Lindberg said that while she thoroughly enjoys picking up trash in Hoboken, she wouldn’t attempt it where she works in New York City.

“With the pace on sidewalks, I’d be infuriating people if I started doing that here in Manhattan,” she said.

‘Plogging_ is the Swedish fitness craze for people who want to save the planet. It_s making its way to the U.S._3

In Sweden, some runners have taken up plogging, which is running while picking up trash. The fitness trend is starting to spread outside of the Scandinavian country. (YouTube/Run Fredrik Run!)

The environmental organization Keep America Beautiful recently started promoting plogging as a way to encourage trash-free communities. Spokesman Mike Rosen said when the group put out the #plogging message to its 600 affiliates, it got a surprising response.

“People started saying ‘we do things like this already,’” Rosen said. “In Tennessee they do an event called ‘Trashercize’ that combines exercising with cleaning up community.”

But he said for those people who love to jog, going for a plog in its place might not be realistic every time.

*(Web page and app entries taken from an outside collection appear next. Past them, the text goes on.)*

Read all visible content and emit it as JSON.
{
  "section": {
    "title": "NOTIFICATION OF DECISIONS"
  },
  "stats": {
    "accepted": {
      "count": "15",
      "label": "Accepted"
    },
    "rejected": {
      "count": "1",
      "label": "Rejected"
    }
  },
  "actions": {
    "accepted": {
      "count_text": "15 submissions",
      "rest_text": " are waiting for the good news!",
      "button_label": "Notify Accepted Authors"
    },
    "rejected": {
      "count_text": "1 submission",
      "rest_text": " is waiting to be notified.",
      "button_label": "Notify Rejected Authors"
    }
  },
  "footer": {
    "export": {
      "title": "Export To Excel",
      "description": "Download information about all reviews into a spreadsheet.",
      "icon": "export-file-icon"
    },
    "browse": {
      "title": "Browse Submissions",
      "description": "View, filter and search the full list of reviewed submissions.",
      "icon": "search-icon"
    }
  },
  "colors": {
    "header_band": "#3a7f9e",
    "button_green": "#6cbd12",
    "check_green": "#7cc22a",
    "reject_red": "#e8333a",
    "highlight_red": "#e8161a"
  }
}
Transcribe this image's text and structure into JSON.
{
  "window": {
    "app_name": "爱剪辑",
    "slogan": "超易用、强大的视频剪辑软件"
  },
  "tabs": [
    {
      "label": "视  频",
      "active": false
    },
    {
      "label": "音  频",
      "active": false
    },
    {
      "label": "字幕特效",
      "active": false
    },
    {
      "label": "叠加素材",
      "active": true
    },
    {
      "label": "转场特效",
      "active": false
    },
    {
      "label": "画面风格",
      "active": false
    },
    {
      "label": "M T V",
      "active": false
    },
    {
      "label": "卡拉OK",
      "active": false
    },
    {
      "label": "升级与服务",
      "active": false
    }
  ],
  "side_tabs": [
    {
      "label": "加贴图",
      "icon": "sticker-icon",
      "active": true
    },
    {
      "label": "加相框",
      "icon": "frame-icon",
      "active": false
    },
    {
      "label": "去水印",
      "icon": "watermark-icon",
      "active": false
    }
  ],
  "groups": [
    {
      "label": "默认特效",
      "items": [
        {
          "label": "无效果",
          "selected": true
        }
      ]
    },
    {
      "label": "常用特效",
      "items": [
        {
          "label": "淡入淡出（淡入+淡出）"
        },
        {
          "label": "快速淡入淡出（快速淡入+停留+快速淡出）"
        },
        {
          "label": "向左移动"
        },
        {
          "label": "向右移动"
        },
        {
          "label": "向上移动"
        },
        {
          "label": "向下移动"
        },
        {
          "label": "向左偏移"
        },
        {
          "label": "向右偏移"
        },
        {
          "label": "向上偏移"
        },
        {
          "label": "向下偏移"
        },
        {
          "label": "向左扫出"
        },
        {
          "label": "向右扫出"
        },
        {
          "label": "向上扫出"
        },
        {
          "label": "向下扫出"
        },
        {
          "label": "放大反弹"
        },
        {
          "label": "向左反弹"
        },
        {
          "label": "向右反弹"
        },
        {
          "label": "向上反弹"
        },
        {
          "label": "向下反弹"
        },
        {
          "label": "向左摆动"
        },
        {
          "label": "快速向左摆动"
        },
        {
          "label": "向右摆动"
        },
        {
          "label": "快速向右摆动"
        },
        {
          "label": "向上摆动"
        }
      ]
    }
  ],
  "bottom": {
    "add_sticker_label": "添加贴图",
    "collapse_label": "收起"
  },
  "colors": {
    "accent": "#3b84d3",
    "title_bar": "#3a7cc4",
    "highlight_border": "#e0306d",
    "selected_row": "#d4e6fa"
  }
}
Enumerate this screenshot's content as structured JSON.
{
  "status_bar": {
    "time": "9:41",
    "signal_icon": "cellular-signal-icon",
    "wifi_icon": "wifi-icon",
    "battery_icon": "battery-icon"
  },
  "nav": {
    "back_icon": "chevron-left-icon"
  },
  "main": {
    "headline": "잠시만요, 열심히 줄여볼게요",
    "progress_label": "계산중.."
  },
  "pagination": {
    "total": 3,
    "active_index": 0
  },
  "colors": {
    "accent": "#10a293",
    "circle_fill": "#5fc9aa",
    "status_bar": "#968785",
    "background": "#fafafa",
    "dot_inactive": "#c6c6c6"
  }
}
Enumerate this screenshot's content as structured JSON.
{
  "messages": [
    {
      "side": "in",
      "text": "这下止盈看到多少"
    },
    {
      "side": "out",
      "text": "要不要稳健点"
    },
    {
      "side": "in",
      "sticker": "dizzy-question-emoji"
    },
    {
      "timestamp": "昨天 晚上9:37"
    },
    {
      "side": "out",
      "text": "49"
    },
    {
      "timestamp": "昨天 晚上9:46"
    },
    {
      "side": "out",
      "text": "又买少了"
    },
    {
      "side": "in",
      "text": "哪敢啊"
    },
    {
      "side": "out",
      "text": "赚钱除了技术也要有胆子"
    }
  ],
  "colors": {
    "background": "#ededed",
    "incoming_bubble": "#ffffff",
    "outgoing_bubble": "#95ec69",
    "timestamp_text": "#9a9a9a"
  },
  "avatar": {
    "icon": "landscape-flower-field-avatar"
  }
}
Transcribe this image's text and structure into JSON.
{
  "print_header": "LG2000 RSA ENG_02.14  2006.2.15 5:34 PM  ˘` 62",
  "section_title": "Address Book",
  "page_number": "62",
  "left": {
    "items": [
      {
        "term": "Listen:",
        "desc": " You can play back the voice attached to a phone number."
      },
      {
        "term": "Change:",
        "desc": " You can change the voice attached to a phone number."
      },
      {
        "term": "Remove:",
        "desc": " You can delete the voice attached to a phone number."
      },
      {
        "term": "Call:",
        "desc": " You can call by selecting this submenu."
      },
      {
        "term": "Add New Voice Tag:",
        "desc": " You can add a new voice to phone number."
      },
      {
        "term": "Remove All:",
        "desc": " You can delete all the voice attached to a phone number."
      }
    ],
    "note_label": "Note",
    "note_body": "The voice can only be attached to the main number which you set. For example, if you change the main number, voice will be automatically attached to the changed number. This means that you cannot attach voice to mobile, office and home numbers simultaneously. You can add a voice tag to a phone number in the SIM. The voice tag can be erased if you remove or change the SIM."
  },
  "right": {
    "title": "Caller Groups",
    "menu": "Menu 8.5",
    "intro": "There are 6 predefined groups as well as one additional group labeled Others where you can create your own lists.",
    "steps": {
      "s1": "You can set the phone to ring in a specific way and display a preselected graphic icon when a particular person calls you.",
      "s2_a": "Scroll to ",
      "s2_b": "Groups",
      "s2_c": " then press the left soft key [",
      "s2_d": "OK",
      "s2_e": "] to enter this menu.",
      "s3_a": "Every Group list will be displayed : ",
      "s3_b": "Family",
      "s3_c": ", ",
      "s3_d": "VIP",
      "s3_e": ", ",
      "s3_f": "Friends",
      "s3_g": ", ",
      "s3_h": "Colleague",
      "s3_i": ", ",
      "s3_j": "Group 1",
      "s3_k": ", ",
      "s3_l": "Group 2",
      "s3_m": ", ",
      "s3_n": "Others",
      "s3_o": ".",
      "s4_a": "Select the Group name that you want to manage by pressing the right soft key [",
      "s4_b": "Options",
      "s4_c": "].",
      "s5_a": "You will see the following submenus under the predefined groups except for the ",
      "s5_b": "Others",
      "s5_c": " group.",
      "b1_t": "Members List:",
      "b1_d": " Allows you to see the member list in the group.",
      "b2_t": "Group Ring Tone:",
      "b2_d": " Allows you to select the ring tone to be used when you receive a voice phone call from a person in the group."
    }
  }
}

“I don’t think plogging replaces jogging as a daily activity,” Rosen said. “If you turn your jog into a plog once a week or once a month, or turn your walk into a palk or your hike into pike, you’ll get personal satisfaction. You’ll have an endorphin high from running, and you’ll know you’re helping your community.”